**Exercise**
Reproduce the closing part of the entries exactly: the line with "Enumerate this screenshot's" and all lines after it, ending with the last line, and nothing else.

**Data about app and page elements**
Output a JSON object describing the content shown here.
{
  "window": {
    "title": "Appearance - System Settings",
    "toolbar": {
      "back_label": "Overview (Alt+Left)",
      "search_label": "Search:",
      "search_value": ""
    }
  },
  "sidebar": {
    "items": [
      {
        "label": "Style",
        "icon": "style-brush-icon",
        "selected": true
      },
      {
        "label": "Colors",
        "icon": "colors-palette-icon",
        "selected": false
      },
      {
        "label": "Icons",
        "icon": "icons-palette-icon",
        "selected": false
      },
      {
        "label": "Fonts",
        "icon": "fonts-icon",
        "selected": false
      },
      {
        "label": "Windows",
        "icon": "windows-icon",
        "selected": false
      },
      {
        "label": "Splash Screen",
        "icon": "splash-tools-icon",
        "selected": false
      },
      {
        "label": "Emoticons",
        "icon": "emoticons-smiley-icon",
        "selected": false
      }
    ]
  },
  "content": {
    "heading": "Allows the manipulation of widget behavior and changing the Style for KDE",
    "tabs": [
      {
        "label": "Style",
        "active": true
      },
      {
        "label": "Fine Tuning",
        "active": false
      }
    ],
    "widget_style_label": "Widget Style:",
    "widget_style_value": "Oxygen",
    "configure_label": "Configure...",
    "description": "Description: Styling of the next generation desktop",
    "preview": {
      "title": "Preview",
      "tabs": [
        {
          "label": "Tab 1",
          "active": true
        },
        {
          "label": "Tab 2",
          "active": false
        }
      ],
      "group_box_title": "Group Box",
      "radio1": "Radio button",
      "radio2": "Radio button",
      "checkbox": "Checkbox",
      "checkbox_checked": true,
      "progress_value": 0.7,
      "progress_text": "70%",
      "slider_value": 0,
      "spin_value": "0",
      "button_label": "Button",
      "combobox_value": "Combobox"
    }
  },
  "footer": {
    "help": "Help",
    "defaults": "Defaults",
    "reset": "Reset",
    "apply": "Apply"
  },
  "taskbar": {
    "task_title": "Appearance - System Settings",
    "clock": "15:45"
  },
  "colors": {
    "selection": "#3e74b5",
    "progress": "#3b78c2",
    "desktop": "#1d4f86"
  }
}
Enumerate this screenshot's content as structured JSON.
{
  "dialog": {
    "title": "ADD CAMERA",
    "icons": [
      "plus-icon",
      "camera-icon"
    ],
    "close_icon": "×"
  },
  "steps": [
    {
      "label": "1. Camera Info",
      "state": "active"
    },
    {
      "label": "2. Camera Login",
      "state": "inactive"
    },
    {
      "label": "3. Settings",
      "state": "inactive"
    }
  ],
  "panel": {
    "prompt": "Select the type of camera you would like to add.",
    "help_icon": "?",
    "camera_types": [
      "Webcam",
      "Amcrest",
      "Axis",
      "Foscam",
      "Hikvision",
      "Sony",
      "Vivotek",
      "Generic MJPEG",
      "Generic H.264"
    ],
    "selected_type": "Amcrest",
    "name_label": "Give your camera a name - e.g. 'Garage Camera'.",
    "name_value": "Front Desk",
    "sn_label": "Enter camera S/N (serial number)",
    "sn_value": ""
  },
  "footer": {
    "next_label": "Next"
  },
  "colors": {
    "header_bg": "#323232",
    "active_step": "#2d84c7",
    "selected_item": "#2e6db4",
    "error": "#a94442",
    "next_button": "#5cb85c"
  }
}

**Problem solution**
Enumerate this screenshot's content as structured JSON.
{
  "dialog": {
    "title": "ADD CAMERA",
    "icons": [
      "plus-icon",
      "camera-icon"
    ],
    "close_icon": "×"
  },
  "steps": [
    {
      "label": "1. Camera Info",
      "state": "active"
    },
    {
      "label": "2. Camera Login",
      "state": "inactive"
    },
    {
      "label": "3. Settings",
      "state": "inactive"
    }
  ],
  "panel": {
    "prompt": "Select the type of camera you would like to add.",
    "help_icon": "?",
    "camera_types": [
      "Webcam",
      "Amcrest",
      "Axis",
      "Foscam",
      "Hikvision",
      "Sony",
      "Vivotek",
      "Generic MJPEG",
      "Generic H.264"
    ],
    "selected_type": "Amcrest",
    "name_label": "Give your camera a name - e.g. 'Garage Camera'.",
    "name_value": "Front Desk",
    "sn_label": "Enter camera S/N (serial number)",
    "sn_value": ""
  },
  "footer": {
    "next_label": "Next"
  },
  "colors": {
    "header_bg": "#323232",
    "active_step": "#2d84c7",
    "selected_item": "#2e6db4",
    "error": "#a94442",
    "next_button": "#5cb85c"
  }
}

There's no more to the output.